Kureishi: ‘Immigrants Have No Face, Status or Story’

Published: 2 June 2014

Country: UK

Hanif_Kureishi“Immigrants now have no face, no status, no protection and no story”, declares the writer Hanif Kureishi in an essay for the Guardian Review. He writes that it is becoming impossible to speak up for the immigrant or, more importantly, hear him speak for him or herself. “Everyone, including the most reasonable and sensitive, has made up their mind that the immigrant is everywhere now and he is too much of a problem.

Kureishi, the Bromley-born son of an immigrant Pakistani father and an English mother, has long placed issues of race and immigration at the heart of his fiction. His first novel, The Buddha of Suburbia, confronted racial politics head on at a time when immigrants were treated as intruders.
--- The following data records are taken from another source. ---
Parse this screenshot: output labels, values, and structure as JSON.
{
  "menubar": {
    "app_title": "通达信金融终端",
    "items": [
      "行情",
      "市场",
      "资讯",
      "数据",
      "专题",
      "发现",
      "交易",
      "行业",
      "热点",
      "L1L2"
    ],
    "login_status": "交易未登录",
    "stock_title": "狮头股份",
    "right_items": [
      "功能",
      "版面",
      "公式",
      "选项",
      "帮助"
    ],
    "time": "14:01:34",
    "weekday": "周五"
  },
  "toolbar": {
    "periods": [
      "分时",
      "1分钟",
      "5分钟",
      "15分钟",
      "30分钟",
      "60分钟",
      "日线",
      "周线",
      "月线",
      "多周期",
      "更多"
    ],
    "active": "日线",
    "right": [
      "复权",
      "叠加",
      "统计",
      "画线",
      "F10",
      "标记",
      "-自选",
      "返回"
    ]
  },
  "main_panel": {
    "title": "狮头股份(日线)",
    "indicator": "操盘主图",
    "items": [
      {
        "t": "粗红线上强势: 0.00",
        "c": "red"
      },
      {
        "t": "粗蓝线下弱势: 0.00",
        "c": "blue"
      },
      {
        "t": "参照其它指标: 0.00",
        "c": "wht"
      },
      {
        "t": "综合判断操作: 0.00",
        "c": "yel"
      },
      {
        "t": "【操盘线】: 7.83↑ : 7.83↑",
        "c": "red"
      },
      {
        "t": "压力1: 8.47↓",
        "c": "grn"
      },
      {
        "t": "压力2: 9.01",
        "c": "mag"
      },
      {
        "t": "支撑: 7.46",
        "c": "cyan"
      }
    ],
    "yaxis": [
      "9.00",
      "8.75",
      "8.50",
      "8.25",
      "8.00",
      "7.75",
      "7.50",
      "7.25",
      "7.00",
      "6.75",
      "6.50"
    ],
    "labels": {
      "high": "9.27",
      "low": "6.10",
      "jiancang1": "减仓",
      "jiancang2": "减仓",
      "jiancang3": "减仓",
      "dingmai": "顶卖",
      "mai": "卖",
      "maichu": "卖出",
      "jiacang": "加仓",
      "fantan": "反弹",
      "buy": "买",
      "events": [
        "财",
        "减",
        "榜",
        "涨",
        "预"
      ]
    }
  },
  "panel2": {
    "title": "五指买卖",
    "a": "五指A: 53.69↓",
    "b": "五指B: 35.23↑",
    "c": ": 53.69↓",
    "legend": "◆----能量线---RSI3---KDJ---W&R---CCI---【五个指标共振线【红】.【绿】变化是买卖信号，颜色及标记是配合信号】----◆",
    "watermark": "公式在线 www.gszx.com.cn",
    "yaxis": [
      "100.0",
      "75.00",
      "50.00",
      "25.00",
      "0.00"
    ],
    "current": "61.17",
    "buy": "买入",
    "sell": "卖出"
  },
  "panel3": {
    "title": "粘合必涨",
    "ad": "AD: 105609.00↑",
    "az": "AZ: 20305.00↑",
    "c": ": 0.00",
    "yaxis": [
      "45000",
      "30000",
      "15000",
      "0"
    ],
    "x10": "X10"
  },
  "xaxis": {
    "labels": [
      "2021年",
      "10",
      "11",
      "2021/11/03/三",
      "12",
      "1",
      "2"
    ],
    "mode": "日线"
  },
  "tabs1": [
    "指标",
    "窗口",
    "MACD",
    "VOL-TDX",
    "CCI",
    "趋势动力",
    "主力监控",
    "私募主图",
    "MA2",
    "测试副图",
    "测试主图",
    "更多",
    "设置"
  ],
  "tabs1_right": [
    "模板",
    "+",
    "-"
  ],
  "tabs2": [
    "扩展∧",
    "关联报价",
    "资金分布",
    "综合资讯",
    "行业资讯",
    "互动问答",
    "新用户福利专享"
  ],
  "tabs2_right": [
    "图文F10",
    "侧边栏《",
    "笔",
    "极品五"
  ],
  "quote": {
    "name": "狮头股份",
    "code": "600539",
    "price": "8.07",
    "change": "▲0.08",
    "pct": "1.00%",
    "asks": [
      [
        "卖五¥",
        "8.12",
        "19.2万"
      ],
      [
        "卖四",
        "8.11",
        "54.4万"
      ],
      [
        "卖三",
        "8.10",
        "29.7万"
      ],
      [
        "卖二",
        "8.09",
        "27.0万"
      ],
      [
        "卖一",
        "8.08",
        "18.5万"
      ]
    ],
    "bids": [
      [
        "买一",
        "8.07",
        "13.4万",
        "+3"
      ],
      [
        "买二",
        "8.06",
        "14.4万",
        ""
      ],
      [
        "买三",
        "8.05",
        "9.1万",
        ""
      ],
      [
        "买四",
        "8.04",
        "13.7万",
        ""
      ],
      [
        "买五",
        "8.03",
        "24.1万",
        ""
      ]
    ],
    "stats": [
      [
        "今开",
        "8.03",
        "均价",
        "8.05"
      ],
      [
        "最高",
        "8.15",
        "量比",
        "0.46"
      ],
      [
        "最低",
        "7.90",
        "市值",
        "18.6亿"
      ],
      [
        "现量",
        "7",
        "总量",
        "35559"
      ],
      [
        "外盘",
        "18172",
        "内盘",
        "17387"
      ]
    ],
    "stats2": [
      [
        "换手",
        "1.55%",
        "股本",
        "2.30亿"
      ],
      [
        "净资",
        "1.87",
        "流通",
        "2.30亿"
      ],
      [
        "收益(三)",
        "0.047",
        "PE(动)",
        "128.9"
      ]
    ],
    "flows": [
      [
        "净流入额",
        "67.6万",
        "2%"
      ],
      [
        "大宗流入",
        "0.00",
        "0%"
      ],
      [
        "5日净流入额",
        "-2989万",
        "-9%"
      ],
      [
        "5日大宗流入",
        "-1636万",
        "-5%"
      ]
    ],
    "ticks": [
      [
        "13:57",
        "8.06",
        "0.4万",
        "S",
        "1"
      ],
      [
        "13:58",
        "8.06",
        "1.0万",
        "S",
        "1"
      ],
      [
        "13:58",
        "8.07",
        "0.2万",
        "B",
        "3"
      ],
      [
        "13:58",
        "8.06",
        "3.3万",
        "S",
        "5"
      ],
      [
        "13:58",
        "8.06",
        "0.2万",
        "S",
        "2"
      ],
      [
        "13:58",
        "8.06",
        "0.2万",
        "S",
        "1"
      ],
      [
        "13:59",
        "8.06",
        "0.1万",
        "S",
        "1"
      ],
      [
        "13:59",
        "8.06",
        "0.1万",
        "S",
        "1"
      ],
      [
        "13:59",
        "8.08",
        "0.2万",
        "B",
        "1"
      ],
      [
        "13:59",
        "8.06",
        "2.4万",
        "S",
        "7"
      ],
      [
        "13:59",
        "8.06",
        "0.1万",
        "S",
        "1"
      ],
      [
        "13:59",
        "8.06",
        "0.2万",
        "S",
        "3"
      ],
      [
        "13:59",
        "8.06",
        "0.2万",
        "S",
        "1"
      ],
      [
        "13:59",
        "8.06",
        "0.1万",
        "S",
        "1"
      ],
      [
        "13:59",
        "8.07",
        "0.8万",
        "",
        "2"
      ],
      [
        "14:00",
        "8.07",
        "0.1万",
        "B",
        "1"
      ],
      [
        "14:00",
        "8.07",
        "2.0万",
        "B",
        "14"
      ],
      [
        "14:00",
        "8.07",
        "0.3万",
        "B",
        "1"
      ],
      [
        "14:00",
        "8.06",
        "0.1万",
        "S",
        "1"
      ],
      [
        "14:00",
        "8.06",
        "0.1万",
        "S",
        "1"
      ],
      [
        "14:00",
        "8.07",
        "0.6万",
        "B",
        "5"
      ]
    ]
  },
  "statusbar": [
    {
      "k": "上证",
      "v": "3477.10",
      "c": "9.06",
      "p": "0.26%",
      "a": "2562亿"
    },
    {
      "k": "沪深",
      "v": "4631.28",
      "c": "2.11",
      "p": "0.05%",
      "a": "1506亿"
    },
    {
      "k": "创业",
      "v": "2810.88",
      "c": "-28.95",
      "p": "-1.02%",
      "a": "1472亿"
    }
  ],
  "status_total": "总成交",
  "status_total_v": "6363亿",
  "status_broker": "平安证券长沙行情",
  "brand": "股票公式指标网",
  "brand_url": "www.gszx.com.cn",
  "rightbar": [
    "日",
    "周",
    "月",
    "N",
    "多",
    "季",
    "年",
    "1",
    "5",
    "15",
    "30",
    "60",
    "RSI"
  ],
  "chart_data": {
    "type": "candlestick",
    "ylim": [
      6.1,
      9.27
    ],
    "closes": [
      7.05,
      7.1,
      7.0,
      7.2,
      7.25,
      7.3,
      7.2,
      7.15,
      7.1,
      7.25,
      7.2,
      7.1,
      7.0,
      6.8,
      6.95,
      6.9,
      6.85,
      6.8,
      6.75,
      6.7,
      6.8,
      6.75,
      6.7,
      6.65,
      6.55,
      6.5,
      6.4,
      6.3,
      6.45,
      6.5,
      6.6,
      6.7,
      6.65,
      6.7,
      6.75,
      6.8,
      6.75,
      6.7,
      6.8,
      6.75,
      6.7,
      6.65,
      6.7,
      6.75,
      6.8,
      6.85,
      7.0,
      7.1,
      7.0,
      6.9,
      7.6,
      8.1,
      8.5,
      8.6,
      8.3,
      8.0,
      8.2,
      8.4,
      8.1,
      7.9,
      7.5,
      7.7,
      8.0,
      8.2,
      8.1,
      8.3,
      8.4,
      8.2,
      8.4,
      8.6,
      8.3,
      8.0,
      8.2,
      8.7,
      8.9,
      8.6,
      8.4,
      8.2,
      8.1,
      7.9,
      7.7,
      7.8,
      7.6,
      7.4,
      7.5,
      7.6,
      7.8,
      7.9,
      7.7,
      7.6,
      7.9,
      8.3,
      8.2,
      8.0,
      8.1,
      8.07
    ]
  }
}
Read the Guardian Review essay here.

Kureishi sets out his views on the current immigration debate in a week that has seen immigration pushed to the forefront of political debate after the UK Independence party’s success in the European elections.

The Guardian has published a new data showing that the proportion of Britons who admit to being racially prejudiced has risen since the start of the millennium, raising concerns that growing hostility to immigrants and widespread Islamophobia are setting community relations back 20 years.

The data from the NatCen’s authoritative British Social Attitudes (BSA) survey is in stark contrast to other indicators of social change such as attitudes to same-sex relationships and sex before marriage. By those measures, the UK has become a more accepting, liberal country, writes the Guardian.